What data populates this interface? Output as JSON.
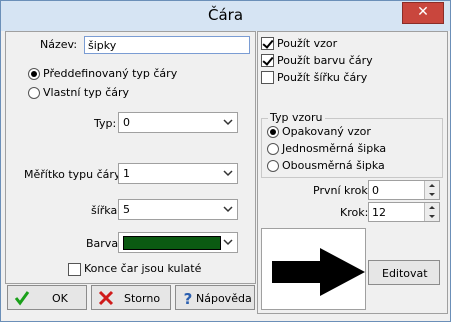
{
  "window": {
    "title": "Čára",
    "close_glyph": "✕"
  },
  "left": {
    "name_label": "Název:",
    "name_value": "šipky",
    "radio_predefined": "Předdefinovaný typ čáry",
    "radio_custom": "Vlastní typ čáry",
    "type_label": "Typ:",
    "type_value": "0",
    "scale_label": "Měřítko typu čáry:",
    "scale_value": "1",
    "width_label": "šířka:",
    "width_value": "5",
    "color_label": "Barva:",
    "color_value": "#0b5a12",
    "round_ends_label": "Konce čar jsou kulaté"
  },
  "buttons": {
    "ok": "OK",
    "cancel": "Storno",
    "help": "Nápověda",
    "edit": "Editovat"
  },
  "right": {
    "use_pattern": "Použít vzor",
    "use_color": "Použít barvu čáry",
    "use_width": "Použít šířku čáry",
    "pattern_group": "Typ vzoru",
    "pattern_repeated": "Opakovaný vzor",
    "pattern_one_arrow": "Jednosměrná šipka",
    "pattern_two_arrow": "Obousměrná šipka",
    "first_step_label": "První krok:",
    "first_step_value": "0",
    "step_label": "Krok:",
    "step_value": "12"
  },
  "colors": {
    "accent_border": "#7a9cd3",
    "swatch": "#0b5a12",
    "ok_check": "#1aa01a",
    "cancel_x": "#d01c1c",
    "help_q": "#2a5fb0"
  }
}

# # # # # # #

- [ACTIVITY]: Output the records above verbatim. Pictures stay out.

- [EXERCISE ANSWER]:
What data populates this interface? Output as JSON.
{
  "window": {
    "title": "Čára",
    "close_glyph": "✕"
  },
  "left": {
    "name_label": "Název:",
    "name_value": "šipky",
    "radio_predefined": "Předdefinovaný typ čáry",
    "radio_custom": "Vlastní typ čáry",
    "type_label": "Typ:",
    "type_value": "0",
    "scale_label": "Měřítko typu čáry:",
    "scale_value": "1",
    "width_label": "šířka:",
    "width_value": "5",
    "color_label": "Barva:",
    "color_value": "#0b5a12",
    "round_ends_label": "Konce čar jsou kulaté"
  },
  "buttons": {
    "ok": "OK",
    "cancel": "Storno",
    "help": "Nápověda",
    "edit": "Editovat"
  },
  "right": {
    "use_pattern": "Použít vzor",
    "use_color": "Použít barvu čáry",
    "use_width": "Použít šířku čáry",
    "pattern_group": "Typ vzoru",
    "pattern_repeated": "Opakovaný vzor",
    "pattern_one_arrow": "Jednosměrná šipka",
    "pattern_two_arrow": "Obousměrná šipka",
    "first_step_label": "První krok:",
    "first_step_value": "0",
    "step_label": "Krok:",
    "step_value": "12"
  },
  "colors": {
    "accent_border": "#7a9cd3",
    "swatch": "#0b5a12",
    "ok_check": "#1aa01a",
    "cancel_x": "#d01c1c",
    "help_q": "#2a5fb0"
  }
}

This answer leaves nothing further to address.